Skip to Content

WalknBike To Continue To Collect Public Input for Plan Update


NASHVILLE, Tenn. – More than 150 community members attended the first public meeting at the Nashville Public Main Library to kick off the 2016 Strategic Plan for Sidewalks and Bikeways Update, known as WalknBike. Meeting participants heard remarks from Mayor Megan Barry; Mark Macy, Public Works Director; and listened to a presentation and project overview from the project team.

In her remarks, Mayor Megan Barry highlighted the importance of the WalknBike project, saying that creating a plan to make Nashville a more pedestrian- and bike-friendly city is one of her top priorities. “Working together as a community to improve the safety and accessibility of our streets for pedestrians and bicyclists is the focus of this project, and we want to hear from you, “said Mayor Barry. “Together we will determine what is best for our community, and for our quality of life.”

Since WalknBike began recording feedback online last month, the project team has collected nearly 1,600 responses to the survey. 83% of residents taking the survey disagree that walking is a “safe, convenient and practical way” to get around Nashville. The most common impediments to walking listed included a lack of sidewalks, sidewalks in poor condition and safety concerns. Nearly 80% of residents taking the survey disagree that biking is a “safe, convenient and practical way” to get around Nashville.

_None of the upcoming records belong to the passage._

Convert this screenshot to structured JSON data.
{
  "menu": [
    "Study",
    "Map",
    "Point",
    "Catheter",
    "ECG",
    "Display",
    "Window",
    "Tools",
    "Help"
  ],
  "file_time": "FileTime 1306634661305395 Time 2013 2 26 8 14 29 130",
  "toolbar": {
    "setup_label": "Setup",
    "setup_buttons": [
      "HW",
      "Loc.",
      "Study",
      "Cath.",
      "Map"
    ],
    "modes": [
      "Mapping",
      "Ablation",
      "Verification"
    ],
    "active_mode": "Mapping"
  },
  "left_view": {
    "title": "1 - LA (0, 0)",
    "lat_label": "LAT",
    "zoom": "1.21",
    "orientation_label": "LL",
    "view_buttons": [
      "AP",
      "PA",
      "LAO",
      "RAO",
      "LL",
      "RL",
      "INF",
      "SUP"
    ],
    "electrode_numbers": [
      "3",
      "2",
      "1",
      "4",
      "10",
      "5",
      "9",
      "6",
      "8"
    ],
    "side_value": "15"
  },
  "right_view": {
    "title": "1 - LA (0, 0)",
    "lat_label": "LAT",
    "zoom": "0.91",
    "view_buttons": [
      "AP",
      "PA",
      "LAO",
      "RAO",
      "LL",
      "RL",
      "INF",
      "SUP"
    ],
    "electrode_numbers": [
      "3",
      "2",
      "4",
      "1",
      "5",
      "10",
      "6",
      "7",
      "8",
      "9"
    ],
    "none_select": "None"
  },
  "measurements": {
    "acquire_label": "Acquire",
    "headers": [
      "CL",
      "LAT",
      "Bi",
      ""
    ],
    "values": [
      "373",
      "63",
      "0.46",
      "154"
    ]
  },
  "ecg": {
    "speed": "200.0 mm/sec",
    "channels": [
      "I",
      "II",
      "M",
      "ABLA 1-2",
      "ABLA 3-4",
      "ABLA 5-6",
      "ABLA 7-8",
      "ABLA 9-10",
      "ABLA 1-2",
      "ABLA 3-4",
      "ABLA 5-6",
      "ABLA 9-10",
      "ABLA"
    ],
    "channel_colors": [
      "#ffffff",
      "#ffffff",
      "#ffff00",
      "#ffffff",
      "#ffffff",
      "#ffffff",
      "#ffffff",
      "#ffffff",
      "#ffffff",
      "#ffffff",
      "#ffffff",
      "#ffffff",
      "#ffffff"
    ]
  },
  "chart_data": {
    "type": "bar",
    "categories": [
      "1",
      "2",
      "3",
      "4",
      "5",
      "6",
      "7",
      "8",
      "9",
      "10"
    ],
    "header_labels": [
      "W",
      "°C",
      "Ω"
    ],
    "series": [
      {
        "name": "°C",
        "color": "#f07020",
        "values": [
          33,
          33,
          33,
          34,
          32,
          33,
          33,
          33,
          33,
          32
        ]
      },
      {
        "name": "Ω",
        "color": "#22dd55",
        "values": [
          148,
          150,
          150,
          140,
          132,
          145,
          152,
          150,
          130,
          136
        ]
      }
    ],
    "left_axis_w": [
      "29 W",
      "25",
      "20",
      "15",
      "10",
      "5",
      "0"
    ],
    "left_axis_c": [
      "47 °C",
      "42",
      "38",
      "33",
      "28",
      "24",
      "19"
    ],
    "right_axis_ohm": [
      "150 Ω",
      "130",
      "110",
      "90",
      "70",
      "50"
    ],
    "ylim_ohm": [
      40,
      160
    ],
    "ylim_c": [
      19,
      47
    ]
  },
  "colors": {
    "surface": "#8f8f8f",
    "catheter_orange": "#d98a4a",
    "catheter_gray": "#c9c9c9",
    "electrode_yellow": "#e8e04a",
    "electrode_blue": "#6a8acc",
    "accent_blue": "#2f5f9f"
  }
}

The most common impediments cited include unsafe roadways and a lack of bicycle infrastructure. Over 2,700 Nashvillians have commented on the WalknBike project’s interactive map. The interactive map allows citizens to provide their thoughts and concerns, and to identify project opportunities for creating a more bicycle and pedestrian-friendly Nashville-Davidson County.

“We’ve heard loud and clear from the public that we must continue to increase our efforts to make Nashville a more walk-able and bike-able community. The WalknBike Project team and steering committee look forward to hearing from and working with citizens from every corner of our community about what they want to see in our future plans,” said Jason Radinger WalknBike Project Manager.

After kickoff remarks and a project overview and presentation, members of the WalknBike project team and Steering Committee met with citizens at public input stations which included:

  • Station #1: Address Map: Participants asked to place a dot to identify where they live
  • Station #2: Project Overview and Previous Planning Efforts: Project schedule, planning process, goals and key outcomes
  • Station #3: Current prioritization methodology review and preference options for public input (bicycle facility types, streetscape amenities, etc.)
  • Station #4: Public Statements: Large boards for the public to place sticky notes to answer the following questions:
    • Walking in Nashville is/should be…
    • Biking in Nashville is/should be…
    • I would walk/bike more if…
  • Station #5: Map Exercise: Large poster of the comments received to date on the online interactive map; Existing condition maps; Workstation to view and comment on the interactive map
  • Station #6: User Survey; Hard copy user survey’s for participants to complete

The WalknBike Steering Committee met on April 14. The Committee began organizing into subcommittees which will include Outreach and Education, Design Practices, Policy and Enforcement, and Prioritization Methodology.

WalknBike will continue to collect feedback at events, conduct a peer and aspirational city comparison, and evaluate the pedestrian and bicycle network and prioritization process in Nashville. Additional public meetings will be held throughout the spring and summer.